Top of DATA EXTRACTS

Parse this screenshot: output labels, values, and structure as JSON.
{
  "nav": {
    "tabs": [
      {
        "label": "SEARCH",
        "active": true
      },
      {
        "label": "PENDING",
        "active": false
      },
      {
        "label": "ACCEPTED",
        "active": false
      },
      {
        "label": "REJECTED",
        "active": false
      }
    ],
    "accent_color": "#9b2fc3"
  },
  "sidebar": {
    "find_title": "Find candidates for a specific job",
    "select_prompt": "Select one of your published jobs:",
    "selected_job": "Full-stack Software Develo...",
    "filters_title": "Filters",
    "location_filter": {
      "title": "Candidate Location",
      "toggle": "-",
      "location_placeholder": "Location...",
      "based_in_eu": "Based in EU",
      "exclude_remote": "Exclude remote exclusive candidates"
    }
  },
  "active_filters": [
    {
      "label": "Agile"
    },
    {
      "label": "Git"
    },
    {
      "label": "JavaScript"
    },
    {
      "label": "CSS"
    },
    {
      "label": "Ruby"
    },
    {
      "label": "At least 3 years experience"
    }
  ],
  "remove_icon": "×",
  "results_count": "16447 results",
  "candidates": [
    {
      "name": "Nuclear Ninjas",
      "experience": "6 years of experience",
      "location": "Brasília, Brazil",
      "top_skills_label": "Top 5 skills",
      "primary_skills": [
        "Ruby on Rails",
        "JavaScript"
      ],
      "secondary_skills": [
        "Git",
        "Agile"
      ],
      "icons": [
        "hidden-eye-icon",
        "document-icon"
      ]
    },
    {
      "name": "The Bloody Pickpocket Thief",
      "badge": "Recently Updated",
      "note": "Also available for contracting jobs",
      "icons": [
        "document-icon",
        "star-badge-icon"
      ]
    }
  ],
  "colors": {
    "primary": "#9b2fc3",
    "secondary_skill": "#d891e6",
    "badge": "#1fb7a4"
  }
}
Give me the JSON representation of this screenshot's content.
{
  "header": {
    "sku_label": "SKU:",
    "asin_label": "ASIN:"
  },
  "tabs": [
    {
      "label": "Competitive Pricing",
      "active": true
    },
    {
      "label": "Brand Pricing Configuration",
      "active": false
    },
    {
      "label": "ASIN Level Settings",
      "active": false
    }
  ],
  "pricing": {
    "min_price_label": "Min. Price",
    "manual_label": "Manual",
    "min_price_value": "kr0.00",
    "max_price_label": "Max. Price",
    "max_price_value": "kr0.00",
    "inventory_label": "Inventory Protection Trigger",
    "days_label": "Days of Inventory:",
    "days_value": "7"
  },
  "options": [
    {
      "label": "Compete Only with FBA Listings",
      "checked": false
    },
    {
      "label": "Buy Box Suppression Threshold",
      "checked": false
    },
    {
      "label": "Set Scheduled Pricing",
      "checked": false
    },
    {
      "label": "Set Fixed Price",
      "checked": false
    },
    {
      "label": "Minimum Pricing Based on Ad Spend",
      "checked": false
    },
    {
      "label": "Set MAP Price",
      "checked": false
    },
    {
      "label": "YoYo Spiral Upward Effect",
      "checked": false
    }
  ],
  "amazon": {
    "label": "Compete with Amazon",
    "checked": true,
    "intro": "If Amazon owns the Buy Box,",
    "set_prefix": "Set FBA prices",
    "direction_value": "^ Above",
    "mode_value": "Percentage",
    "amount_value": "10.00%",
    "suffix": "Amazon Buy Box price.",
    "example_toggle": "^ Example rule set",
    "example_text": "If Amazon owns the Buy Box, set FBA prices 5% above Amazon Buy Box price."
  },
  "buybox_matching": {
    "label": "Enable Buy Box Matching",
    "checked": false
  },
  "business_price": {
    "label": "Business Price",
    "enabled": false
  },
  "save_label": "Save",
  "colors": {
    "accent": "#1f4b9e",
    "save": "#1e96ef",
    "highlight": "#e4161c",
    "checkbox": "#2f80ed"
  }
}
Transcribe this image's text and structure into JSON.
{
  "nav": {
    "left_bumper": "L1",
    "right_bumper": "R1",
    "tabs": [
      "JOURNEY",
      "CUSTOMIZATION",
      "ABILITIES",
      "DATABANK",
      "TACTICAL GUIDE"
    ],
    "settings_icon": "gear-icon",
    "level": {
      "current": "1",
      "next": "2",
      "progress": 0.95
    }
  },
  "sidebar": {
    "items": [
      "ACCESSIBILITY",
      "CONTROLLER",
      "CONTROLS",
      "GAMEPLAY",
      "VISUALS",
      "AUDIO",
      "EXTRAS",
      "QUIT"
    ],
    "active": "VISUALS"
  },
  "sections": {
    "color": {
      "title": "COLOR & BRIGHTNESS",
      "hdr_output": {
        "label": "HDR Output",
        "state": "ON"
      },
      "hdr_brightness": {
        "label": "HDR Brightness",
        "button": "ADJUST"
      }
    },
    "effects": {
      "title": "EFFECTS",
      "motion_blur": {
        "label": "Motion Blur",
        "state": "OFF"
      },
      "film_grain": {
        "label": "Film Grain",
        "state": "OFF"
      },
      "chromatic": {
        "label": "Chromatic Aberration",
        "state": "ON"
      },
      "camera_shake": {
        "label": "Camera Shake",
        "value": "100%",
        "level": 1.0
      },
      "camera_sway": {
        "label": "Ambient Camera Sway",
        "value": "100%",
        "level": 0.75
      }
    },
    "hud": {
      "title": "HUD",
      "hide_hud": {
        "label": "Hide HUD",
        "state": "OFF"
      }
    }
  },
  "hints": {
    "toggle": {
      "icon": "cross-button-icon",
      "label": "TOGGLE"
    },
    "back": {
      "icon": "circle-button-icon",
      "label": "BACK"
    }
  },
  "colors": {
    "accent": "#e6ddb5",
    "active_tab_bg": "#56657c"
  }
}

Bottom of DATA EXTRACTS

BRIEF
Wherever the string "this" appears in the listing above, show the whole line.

RESULT
Parse this screenshot: output labels, values, and structure as JSON.
Give me the JSON representation of this screenshot's content.
Transcribe this image's text and structure into JSON.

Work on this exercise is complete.